According to the Italian Supreme Court, the decision not to specify a finite period for retention is also driven by the nature of the data involved which needs to be retained in order to protect third-party interests and increase the transparency of the European internal market. Indeed, it said, the retention of data published in the companies register satisfies the general interest in ensuring the certainty and transparency of relevant information in order to promote economic and social relationships. This is highlighted by the mandatory publication of the register, which is ensured through the ex officio procedure pursuant to article 2190 of the Italian Civil Code, and by the fact that the register is managed by a public authority.

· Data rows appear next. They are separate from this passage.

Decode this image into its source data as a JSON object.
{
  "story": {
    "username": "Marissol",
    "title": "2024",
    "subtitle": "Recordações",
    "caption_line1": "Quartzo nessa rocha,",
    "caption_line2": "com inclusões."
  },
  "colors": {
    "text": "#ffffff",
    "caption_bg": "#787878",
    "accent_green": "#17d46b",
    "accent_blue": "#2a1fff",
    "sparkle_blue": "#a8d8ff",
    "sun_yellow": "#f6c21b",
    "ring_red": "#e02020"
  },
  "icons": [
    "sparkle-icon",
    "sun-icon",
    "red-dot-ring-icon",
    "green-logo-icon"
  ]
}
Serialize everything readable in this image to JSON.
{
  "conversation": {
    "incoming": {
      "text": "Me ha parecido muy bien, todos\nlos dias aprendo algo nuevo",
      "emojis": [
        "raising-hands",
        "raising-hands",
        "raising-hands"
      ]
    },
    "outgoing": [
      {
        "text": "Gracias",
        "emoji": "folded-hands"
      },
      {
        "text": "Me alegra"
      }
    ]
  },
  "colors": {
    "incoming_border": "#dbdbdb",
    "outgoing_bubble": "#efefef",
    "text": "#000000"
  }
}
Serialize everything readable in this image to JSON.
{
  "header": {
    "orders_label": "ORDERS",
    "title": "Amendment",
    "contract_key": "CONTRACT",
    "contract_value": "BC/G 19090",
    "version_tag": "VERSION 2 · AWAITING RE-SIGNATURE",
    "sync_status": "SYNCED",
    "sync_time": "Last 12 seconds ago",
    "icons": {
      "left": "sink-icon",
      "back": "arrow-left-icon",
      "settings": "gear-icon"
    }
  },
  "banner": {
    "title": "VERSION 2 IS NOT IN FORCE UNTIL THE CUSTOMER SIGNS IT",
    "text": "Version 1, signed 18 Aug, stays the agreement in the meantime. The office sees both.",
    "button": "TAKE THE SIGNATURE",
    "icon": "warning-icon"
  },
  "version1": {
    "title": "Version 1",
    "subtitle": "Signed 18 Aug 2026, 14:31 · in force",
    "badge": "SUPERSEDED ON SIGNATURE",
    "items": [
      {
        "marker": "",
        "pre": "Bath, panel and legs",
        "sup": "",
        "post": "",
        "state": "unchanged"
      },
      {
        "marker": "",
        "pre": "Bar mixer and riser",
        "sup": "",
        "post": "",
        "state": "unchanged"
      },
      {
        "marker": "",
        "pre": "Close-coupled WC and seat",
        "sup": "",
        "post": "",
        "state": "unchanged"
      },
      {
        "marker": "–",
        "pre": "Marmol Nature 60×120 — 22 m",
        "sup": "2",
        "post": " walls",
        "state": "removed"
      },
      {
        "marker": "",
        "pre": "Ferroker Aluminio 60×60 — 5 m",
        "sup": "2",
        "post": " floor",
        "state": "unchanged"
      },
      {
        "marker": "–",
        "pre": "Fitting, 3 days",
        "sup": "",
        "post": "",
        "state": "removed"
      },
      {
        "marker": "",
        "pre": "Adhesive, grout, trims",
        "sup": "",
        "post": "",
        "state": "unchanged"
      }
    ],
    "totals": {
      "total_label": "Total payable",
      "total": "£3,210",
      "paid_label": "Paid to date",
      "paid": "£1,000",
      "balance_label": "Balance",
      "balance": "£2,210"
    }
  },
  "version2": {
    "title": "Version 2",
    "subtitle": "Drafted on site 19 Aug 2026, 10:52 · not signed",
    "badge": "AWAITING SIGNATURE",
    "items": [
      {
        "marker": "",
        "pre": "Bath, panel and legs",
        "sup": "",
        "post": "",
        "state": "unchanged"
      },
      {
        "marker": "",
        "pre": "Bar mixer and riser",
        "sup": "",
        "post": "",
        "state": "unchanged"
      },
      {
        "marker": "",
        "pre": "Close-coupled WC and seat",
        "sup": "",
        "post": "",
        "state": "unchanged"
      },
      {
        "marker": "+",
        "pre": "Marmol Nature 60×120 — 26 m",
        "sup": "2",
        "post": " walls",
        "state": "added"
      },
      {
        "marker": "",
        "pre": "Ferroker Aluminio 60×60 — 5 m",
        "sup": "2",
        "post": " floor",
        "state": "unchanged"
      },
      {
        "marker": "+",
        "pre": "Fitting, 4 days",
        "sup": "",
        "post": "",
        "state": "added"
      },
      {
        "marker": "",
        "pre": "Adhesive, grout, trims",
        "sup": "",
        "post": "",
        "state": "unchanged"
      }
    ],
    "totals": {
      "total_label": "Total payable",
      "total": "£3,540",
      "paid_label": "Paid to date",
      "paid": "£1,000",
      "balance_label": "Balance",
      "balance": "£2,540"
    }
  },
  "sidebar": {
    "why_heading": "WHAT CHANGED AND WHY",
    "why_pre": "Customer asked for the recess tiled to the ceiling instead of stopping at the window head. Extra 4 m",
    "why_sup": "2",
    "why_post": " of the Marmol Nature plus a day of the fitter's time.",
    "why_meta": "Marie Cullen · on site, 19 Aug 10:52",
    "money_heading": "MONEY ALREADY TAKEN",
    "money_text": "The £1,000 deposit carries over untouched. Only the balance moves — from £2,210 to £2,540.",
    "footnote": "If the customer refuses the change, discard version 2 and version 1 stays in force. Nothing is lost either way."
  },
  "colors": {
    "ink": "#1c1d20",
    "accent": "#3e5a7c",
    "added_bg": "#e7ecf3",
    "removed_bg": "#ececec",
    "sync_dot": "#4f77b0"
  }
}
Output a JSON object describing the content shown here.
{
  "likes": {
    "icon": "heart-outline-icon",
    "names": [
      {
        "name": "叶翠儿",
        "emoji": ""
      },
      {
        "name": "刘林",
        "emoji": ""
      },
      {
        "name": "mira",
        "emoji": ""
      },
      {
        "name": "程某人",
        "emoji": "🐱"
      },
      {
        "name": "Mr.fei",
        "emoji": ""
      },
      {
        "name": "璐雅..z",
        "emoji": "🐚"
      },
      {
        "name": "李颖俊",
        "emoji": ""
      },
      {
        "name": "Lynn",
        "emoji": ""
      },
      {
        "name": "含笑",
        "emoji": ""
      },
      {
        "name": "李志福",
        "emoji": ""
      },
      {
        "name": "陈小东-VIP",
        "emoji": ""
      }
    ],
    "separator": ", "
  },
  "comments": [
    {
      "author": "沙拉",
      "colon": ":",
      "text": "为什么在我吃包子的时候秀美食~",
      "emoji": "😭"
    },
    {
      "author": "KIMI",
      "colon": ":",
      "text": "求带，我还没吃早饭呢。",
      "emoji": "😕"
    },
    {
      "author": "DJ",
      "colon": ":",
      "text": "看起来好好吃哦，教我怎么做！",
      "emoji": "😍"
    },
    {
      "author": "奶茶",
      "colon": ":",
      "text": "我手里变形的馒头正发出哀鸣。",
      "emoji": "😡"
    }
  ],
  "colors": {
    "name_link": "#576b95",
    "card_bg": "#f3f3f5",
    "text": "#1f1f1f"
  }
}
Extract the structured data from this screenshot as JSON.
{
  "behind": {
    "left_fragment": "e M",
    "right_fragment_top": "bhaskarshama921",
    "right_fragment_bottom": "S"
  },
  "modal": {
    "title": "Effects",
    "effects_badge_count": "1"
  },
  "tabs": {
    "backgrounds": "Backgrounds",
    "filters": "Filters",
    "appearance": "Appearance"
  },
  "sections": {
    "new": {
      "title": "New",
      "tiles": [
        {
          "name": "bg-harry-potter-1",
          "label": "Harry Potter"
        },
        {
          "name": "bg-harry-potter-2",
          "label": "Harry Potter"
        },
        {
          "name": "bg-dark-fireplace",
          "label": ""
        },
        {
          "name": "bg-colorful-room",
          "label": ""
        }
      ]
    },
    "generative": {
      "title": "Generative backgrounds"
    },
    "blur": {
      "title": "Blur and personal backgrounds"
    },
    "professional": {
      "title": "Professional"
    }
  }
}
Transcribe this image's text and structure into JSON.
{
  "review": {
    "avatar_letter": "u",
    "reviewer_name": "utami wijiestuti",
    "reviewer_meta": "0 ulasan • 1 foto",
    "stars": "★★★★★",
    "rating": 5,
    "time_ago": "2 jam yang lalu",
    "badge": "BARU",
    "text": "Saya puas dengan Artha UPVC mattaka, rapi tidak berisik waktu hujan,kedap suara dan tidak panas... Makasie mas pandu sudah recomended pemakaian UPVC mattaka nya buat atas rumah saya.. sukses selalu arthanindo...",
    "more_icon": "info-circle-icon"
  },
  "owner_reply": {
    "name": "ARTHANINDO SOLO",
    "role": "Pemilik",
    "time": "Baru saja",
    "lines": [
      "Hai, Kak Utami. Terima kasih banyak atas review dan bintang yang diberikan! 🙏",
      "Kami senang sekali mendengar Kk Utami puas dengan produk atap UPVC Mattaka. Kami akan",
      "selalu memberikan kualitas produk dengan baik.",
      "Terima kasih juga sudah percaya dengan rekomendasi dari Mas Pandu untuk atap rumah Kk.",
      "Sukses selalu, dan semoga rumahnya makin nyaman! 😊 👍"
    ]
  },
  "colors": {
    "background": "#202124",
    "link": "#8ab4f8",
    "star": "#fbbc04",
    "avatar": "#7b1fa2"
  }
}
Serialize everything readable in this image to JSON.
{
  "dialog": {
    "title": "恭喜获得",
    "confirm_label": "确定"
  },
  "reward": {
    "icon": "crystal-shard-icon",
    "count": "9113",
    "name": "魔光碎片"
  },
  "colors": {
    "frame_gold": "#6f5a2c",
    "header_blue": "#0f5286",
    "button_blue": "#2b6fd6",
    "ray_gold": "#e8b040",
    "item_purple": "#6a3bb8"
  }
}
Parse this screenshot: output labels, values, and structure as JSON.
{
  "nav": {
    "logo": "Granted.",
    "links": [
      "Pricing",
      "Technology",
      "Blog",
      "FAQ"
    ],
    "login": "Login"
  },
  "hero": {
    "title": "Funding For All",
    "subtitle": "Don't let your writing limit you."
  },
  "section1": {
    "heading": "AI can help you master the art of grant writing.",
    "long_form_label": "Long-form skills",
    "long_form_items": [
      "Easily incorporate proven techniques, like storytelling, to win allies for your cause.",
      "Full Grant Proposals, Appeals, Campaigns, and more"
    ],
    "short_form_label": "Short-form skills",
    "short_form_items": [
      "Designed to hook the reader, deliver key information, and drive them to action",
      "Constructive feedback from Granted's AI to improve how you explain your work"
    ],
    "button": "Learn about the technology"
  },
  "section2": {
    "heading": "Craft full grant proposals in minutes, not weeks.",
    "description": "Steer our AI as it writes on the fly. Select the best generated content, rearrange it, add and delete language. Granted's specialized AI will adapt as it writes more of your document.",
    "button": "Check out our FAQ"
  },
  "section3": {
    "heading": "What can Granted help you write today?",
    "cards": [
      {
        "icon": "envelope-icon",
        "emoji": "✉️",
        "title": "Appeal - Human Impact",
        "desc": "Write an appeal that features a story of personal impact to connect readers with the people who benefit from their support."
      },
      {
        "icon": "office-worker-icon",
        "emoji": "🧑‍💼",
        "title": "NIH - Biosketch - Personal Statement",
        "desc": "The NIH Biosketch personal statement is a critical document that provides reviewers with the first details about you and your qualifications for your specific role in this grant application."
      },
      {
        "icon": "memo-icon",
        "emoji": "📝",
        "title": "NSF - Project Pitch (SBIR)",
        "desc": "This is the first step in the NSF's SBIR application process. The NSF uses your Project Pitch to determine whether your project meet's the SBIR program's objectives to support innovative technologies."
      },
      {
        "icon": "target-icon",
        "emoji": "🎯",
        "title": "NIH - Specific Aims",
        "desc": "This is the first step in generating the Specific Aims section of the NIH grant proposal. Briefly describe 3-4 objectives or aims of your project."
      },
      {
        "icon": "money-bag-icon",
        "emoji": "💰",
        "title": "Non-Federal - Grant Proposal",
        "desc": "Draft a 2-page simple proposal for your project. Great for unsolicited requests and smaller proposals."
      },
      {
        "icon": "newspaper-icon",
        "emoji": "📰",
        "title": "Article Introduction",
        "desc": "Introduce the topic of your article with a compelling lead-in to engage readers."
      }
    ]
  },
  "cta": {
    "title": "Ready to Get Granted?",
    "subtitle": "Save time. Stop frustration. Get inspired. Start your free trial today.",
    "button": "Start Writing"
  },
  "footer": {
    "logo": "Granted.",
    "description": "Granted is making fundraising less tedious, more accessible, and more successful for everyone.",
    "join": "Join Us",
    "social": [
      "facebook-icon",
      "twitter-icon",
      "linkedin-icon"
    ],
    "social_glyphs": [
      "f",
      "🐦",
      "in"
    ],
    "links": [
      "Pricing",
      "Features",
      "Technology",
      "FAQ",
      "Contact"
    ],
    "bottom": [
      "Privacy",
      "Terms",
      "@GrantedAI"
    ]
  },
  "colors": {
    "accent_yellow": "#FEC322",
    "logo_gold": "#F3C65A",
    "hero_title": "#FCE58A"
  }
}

The Court said that since ensuring transparency for the security of economic exchanges was the traditional function of the business register, the right to be forgotten of an individual could not prejudice this public purpose. According to the Court, the protection of an individual’s fundamental right cannot prevail over the collective dimension of public good and the existence of a related obligation. The Italian Supreme Court stated that the principle of solidarity acted as the necessary balance between idiosyncratic positions and society by means of duties that are imposed for the safeguard and protection of interests and values of the community as a whole. In other words, according to the Court, the principle of solidarity constitutes the point of mediation that allows the legal system to safeguard the right of the individual within the community. It said that the relation between the individual and the community is the key to the system of fundamental rights recognised by the Italian Constitution: individuals enjoy their rights not as nomads, but in their relations with the social groups to which they belong.
The establishment of the companies register and the lack of a national rule allowing data retention for a limited time only are the result of a balancing exercise carried out by the Italian legislator between individual needs and those of the community, so that the interest of the individual to prevent the availability of data relating to his or her management history cannot prevail over the above-mentioned public interests.
Decision Direction indicates whether the decision expands or contracts expression based on an analysis of the case.
The decision expands freedom of expression by ensuring the retention and publication of public data published in the companies register. This case establishes another exception to the “right to be forgotten”, in which transparency to promote relations between businesses and third parties for the development of the internal market justifies the limitation of other fundamental freedoms.
Global Perspective demonstrates how the court’s decision was influenced by standards from one or many regions.
Let us know if you notice errors or if the case analysis needs revision.